The annual meeting of the American College of Physicians (ACP) was held from April 19 to 21 in New Orleans and attracted more than 6,000 participants from around the world, including internists, adult medicine specialists, sub-specialists, medical students, and allied health professionals. The conference highlighted recent advances in the prevention, detection, and treatment of illnesses in adults, with presentations focusing on updates in neurology, oncology, infectious diseases, endocrinology, and cardiology.
During the conference, the ACP held a panel discussion to address a new position paper outlining impacts of social determinants of health on patient outcomes. The position paper was published recently in the Annals of Internal Medicine.
“Physicians need to appreciate the importance of socioeconomic determinants of health. Zip codes, perhaps even more than genetic codes, determine life expectancy and health overall,” said panel member John Ende, M.D., immediate past president of the ACP. “The more we know about socioeconomic determinants of health, the more effective we can be as internists in achieving better outcomes for our patients, particularly those who are challenged by poverty, low education, unemployment, and other factors that account for worse health outcomes in our most vulnerable populations.”
In addition, according to Ende, training in socioeconomic determinants of health should be part of the medical school and resident curricula, and should also be emphasized in continuing medical education.
“Moreover, these issues really need to be addressed by policy makers at the local, state, and federal levels. The ACP calls for more funding for research in this area. Research is needed to identify the best strategies for internists to use to identify when a patient’s health is impacted by socioeconomic factors,” Ende added. “Equally important, research is needed to identify the most effective approaches to address these problems at the individual, patient-physician, and population levels.”
Furthermore, Ende noted, an appreciation of the socioeconomic determinants of health enables physicians to understand, for example, why patients with asthma find themselves repeatedly in the emergency room with recurrent attacks of asthma, why patients with hypertension don’t achieve appropriate blood pressure control, and why patients with diabetes are unable to reach recommended glycemic targets.
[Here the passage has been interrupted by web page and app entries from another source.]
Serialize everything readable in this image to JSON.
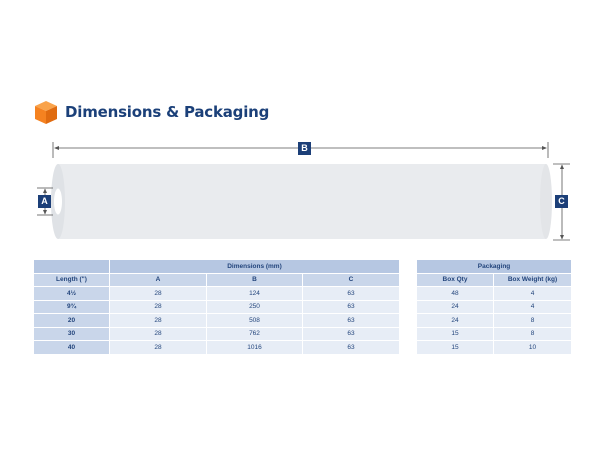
{
  "header": {
    "title": "Dimensions & Packaging",
    "icon": "box-icon",
    "icon_color": "#f58220"
  },
  "diagram": {
    "label_a": "A",
    "label_b": "B",
    "label_c": "C"
  },
  "dimensions_table": {
    "group_header": "Dimensions (mm)",
    "columns": [
      "Length (\")",
      "A",
      "B",
      "C"
    ],
    "rows": [
      [
        "4½",
        "28",
        "124",
        "63"
      ],
      [
        "9¾",
        "28",
        "250",
        "63"
      ],
      [
        "20",
        "28",
        "508",
        "63"
      ],
      [
        "30",
        "28",
        "762",
        "63"
      ],
      [
        "40",
        "28",
        "1016",
        "63"
      ]
    ]
  },
  "packaging_table": {
    "group_header": "Packaging",
    "columns": [
      "Box Qty",
      "Box Weight (kg)"
    ],
    "rows": [
      [
        "48",
        "4"
      ],
      [
        "24",
        "4"
      ],
      [
        "24",
        "8"
      ],
      [
        "15",
        "8"
      ],
      [
        "15",
        "10"
      ]
    ]
  },
  "colors": {
    "brand_blue": "#1c3f78",
    "header_blue": "#b6c7e2",
    "cell_blue": "#e7edf6"
  }
}
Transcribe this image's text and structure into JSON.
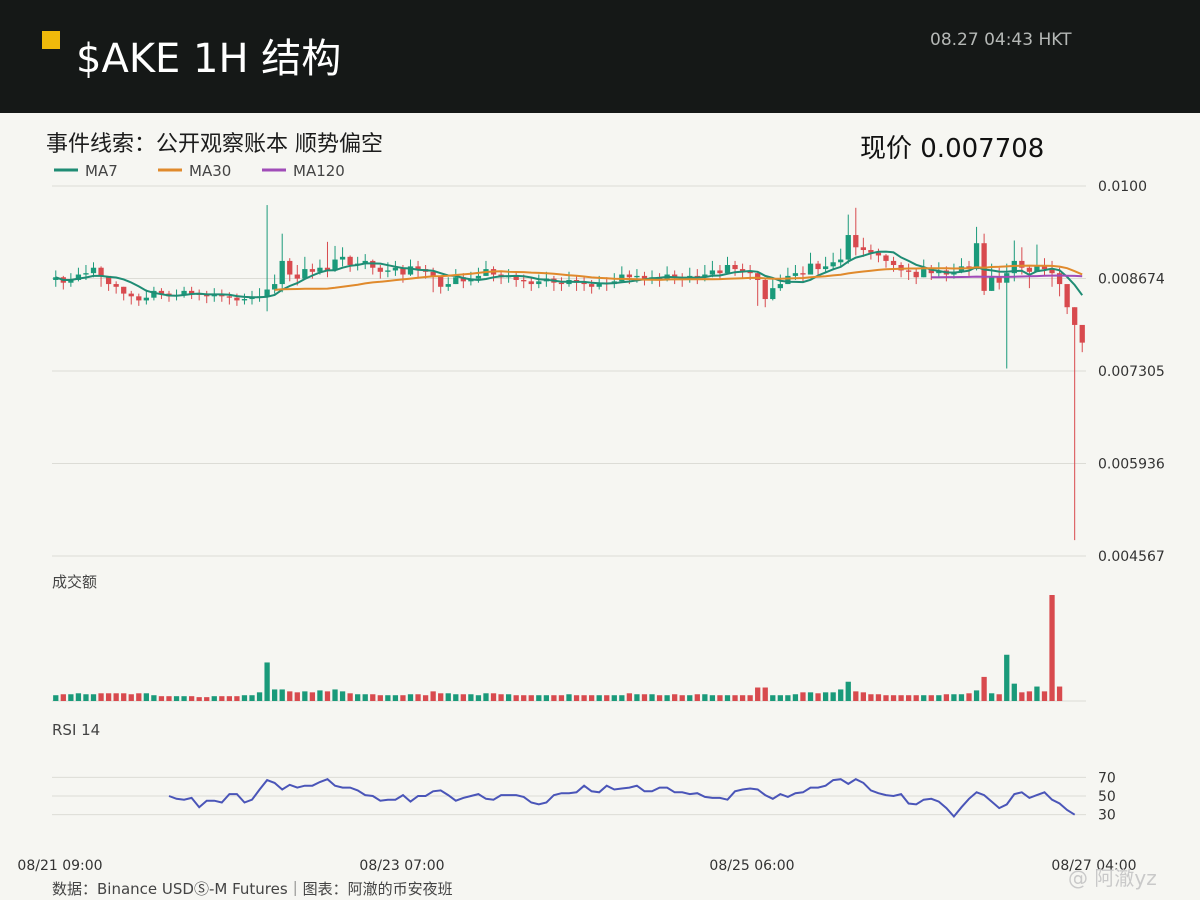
{
  "header": {
    "title": "$AKE  1H 结构",
    "timestamp": "08.27  04:43 HKT",
    "accent_color": "#f0b90b"
  },
  "subtitle": "事件线索：公开观察账本 顺势偏空",
  "price_label": "现价 0.007708",
  "footer": {
    "source": "数据：Binance USDⓈ-M Futures｜图表：阿澈的币安夜班",
    "watermark": "@ 阿澈yz"
  },
  "chart_data": {
    "type": "candlestick",
    "symbol": "$AKE",
    "interval": "1H",
    "price_axis": {
      "ticks": [
        "0.0100",
        "0.008674",
        "0.007305",
        "0.005936",
        "0.004567"
      ],
      "ylim": [
        0.004567,
        0.01
      ]
    },
    "time_axis": {
      "ticks": [
        "08/21 09:00",
        "08/23 07:00",
        "08/25 06:00",
        "08/27 04:00"
      ]
    },
    "legend": [
      {
        "name": "MA7",
        "color": "#1f8c74"
      },
      {
        "name": "MA30",
        "color": "#e08a2c"
      },
      {
        "name": "MA120",
        "color": "#a04cb8"
      }
    ],
    "colors": {
      "up": "#1a9a7a",
      "down": "#d84a4e",
      "rsi": "#4a55b8"
    },
    "volume_panel": {
      "label": "成交额"
    },
    "rsi_panel": {
      "label": "RSI 14",
      "ticks": [
        70,
        50,
        30
      ],
      "ylim": [
        20,
        80
      ]
    },
    "closes": [
      0.00866,
      0.00858,
      0.00862,
      0.0087,
      0.00872,
      0.0088,
      0.00868,
      0.00856,
      0.00852,
      0.00842,
      0.00838,
      0.00832,
      0.00836,
      0.00846,
      0.00842,
      0.00838,
      0.0084,
      0.00846,
      0.00842,
      0.0084,
      0.00838,
      0.00842,
      0.00838,
      0.00836,
      0.00832,
      0.00834,
      0.00836,
      0.00838,
      0.00848,
      0.00856,
      0.0089,
      0.0087,
      0.00864,
      0.00878,
      0.00874,
      0.0088,
      0.00876,
      0.00892,
      0.00896,
      0.00884,
      0.00886,
      0.0089,
      0.0088,
      0.00874,
      0.00876,
      0.0088,
      0.0087,
      0.00882,
      0.00878,
      0.00874,
      0.00868,
      0.00852,
      0.00856,
      0.00866,
      0.0086,
      0.00864,
      0.00868,
      0.00878,
      0.0087,
      0.00866,
      0.00868,
      0.00862,
      0.0086,
      0.00856,
      0.0086,
      0.00864,
      0.00858,
      0.00856,
      0.00862,
      0.00858,
      0.00856,
      0.00852,
      0.00858,
      0.00856,
      0.0086,
      0.0087,
      0.00866,
      0.00868,
      0.00864,
      0.00866,
      0.00862,
      0.0087,
      0.00866,
      0.00862,
      0.00868,
      0.00866,
      0.0087,
      0.00876,
      0.00872,
      0.00884,
      0.00878,
      0.00874,
      0.00872,
      0.00862,
      0.00834,
      0.0085,
      0.00856,
      0.00868,
      0.00872,
      0.0087,
      0.00886,
      0.00878,
      0.00882,
      0.00888,
      0.00892,
      0.00928,
      0.0091,
      0.00906,
      0.00902,
      0.00898,
      0.0089,
      0.00884,
      0.00876,
      0.00874,
      0.00866,
      0.00878,
      0.00872,
      0.00876,
      0.0087,
      0.00874,
      0.00882,
      0.00878,
      0.00916,
      0.00846,
      0.00866,
      0.00858,
      0.00872,
      0.0089,
      0.0088,
      0.00874,
      0.00884,
      0.00878,
      0.00872,
      0.00856,
      0.00822,
      0.00796,
      0.0077
    ],
    "highs": [
      0.00876,
      0.00868,
      0.00872,
      0.0088,
      0.00884,
      0.00888,
      0.00882,
      0.00866,
      0.0086,
      0.00852,
      0.00846,
      0.00842,
      0.00848,
      0.00852,
      0.0085,
      0.00846,
      0.00848,
      0.00852,
      0.00852,
      0.00848,
      0.00846,
      0.0085,
      0.00848,
      0.00844,
      0.00842,
      0.00842,
      0.00846,
      0.0085,
      0.00972,
      0.0087,
      0.0093,
      0.00894,
      0.00884,
      0.00896,
      0.00886,
      0.00892,
      0.00918,
      0.00912,
      0.0091,
      0.00898,
      0.00896,
      0.009,
      0.00892,
      0.00884,
      0.00888,
      0.0089,
      0.00884,
      0.00892,
      0.0089,
      0.00884,
      0.0088,
      0.00866,
      0.00866,
      0.00878,
      0.00872,
      0.00874,
      0.0088,
      0.0089,
      0.00882,
      0.00876,
      0.00878,
      0.00874,
      0.0087,
      0.00866,
      0.0087,
      0.00874,
      0.00868,
      0.00866,
      0.00874,
      0.00868,
      0.00866,
      0.00862,
      0.00868,
      0.00866,
      0.00872,
      0.00882,
      0.00876,
      0.00878,
      0.00874,
      0.00876,
      0.00872,
      0.00882,
      0.00876,
      0.00872,
      0.0088,
      0.00878,
      0.00884,
      0.0089,
      0.00884,
      0.00896,
      0.0089,
      0.00886,
      0.00884,
      0.00874,
      0.00864,
      0.00866,
      0.0087,
      0.0088,
      0.00884,
      0.00882,
      0.00902,
      0.0089,
      0.00896,
      0.00902,
      0.00908,
      0.00958,
      0.00968,
      0.00924,
      0.00914,
      0.00908,
      0.009,
      0.00896,
      0.00888,
      0.00886,
      0.0088,
      0.00892,
      0.00884,
      0.00888,
      0.00882,
      0.00886,
      0.00894,
      0.0089,
      0.0094,
      0.0093,
      0.00886,
      0.0088,
      0.00886,
      0.0092,
      0.0091,
      0.00884,
      0.00914,
      0.00894,
      0.0089,
      0.0088,
      0.00844,
      0.00822,
      0.00786
    ],
    "lows": [
      0.00852,
      0.00848,
      0.00852,
      0.0086,
      0.00862,
      0.00866,
      0.00852,
      0.00846,
      0.00842,
      0.00832,
      0.00826,
      0.00824,
      0.00826,
      0.00832,
      0.00834,
      0.0083,
      0.00832,
      0.00836,
      0.00834,
      0.00832,
      0.00828,
      0.0083,
      0.0083,
      0.00826,
      0.00824,
      0.00826,
      0.00826,
      0.0083,
      0.00816,
      0.00842,
      0.00844,
      0.0086,
      0.00854,
      0.00864,
      0.00864,
      0.0087,
      0.00866,
      0.00874,
      0.00882,
      0.00874,
      0.00876,
      0.00878,
      0.0087,
      0.00864,
      0.00866,
      0.00868,
      0.00858,
      0.00868,
      0.00864,
      0.00864,
      0.00844,
      0.00842,
      0.00846,
      0.00856,
      0.0085,
      0.00854,
      0.00858,
      0.00868,
      0.0086,
      0.00856,
      0.00858,
      0.00852,
      0.0085,
      0.00846,
      0.0085,
      0.00852,
      0.00846,
      0.00846,
      0.00852,
      0.00846,
      0.00846,
      0.00842,
      0.00848,
      0.00846,
      0.0085,
      0.0086,
      0.00856,
      0.00858,
      0.00854,
      0.00856,
      0.00852,
      0.0086,
      0.00856,
      0.00852,
      0.00858,
      0.00856,
      0.0086,
      0.00866,
      0.00862,
      0.00874,
      0.00868,
      0.00864,
      0.00862,
      0.00824,
      0.00822,
      0.00832,
      0.00846,
      0.00856,
      0.00862,
      0.0086,
      0.00876,
      0.00868,
      0.00872,
      0.00878,
      0.00882,
      0.00886,
      0.00898,
      0.00896,
      0.00892,
      0.00888,
      0.0088,
      0.00874,
      0.00866,
      0.00862,
      0.00856,
      0.00866,
      0.00862,
      0.00866,
      0.0086,
      0.00864,
      0.00872,
      0.00868,
      0.00876,
      0.0084,
      0.00846,
      0.00848,
      0.00732,
      0.0086,
      0.0087,
      0.0085,
      0.00874,
      0.00868,
      0.00852,
      0.00838,
      0.00812,
      0.0048,
      0.00756
    ],
    "volumes": [
      6,
      7,
      7,
      8,
      7,
      7,
      8,
      8,
      8,
      8,
      7,
      8,
      8,
      6,
      5,
      5,
      5,
      5,
      5,
      4,
      4,
      5,
      5,
      5,
      5,
      6,
      6,
      9,
      40,
      12,
      12,
      10,
      9,
      10,
      9,
      11,
      10,
      12,
      10,
      8,
      7,
      7,
      7,
      6,
      6,
      6,
      6,
      7,
      7,
      6,
      10,
      8,
      8,
      7,
      7,
      7,
      6,
      8,
      8,
      7,
      7,
      6,
      6,
      6,
      6,
      6,
      6,
      6,
      7,
      6,
      6,
      6,
      6,
      6,
      6,
      6,
      8,
      7,
      7,
      7,
      6,
      6,
      7,
      6,
      6,
      7,
      7,
      6,
      6,
      6,
      6,
      6,
      6,
      14,
      14,
      6,
      6,
      6,
      7,
      9,
      9,
      8,
      9,
      9,
      12,
      20,
      10,
      9,
      7,
      7,
      6,
      6,
      6,
      6,
      6,
      6,
      6,
      6,
      7,
      7,
      7,
      8,
      11,
      25,
      8,
      7,
      48,
      18,
      9,
      10,
      15,
      10,
      110,
      15
    ],
    "rsi": [
      null,
      null,
      null,
      null,
      null,
      null,
      null,
      null,
      null,
      null,
      null,
      null,
      null,
      null,
      null,
      50,
      47,
      46,
      48,
      38,
      45,
      45,
      43,
      52,
      52,
      43,
      46,
      57,
      67,
      64,
      57,
      62,
      59,
      61,
      61,
      65,
      68,
      61,
      59,
      59,
      56,
      51,
      50,
      45,
      46,
      46,
      51,
      44,
      50,
      50,
      55,
      56,
      51,
      45,
      48,
      50,
      52,
      47,
      46,
      51,
      51,
      51,
      49,
      43,
      41,
      43,
      51,
      53,
      53,
      54,
      61,
      55,
      54,
      61,
      57,
      58,
      59,
      61,
      55,
      55,
      59,
      59,
      54,
      54,
      52,
      53,
      49,
      48,
      48,
      46,
      55,
      57,
      58,
      57,
      51,
      47,
      52,
      49,
      53,
      54,
      59,
      59,
      61,
      67,
      68,
      63,
      68,
      64,
      56,
      53,
      51,
      50,
      52,
      42,
      41,
      46,
      47,
      44,
      37,
      28,
      38,
      47,
      54,
      51,
      44,
      37,
      41,
      52,
      54,
      48,
      51,
      54,
      46,
      42,
      35,
      30
    ]
  }
}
“Treatment failures such as these are often directly related not to biologic factors, but to socioeconomic factors,” Ende said. “Physicians need to become aware of the importance of socioeconomic determinants of health and discuss them with their patients. This will enhance the bond between patients and physicians. This bond is so important for achieving positive health outcomes, particularly for our most vulnerable patients.”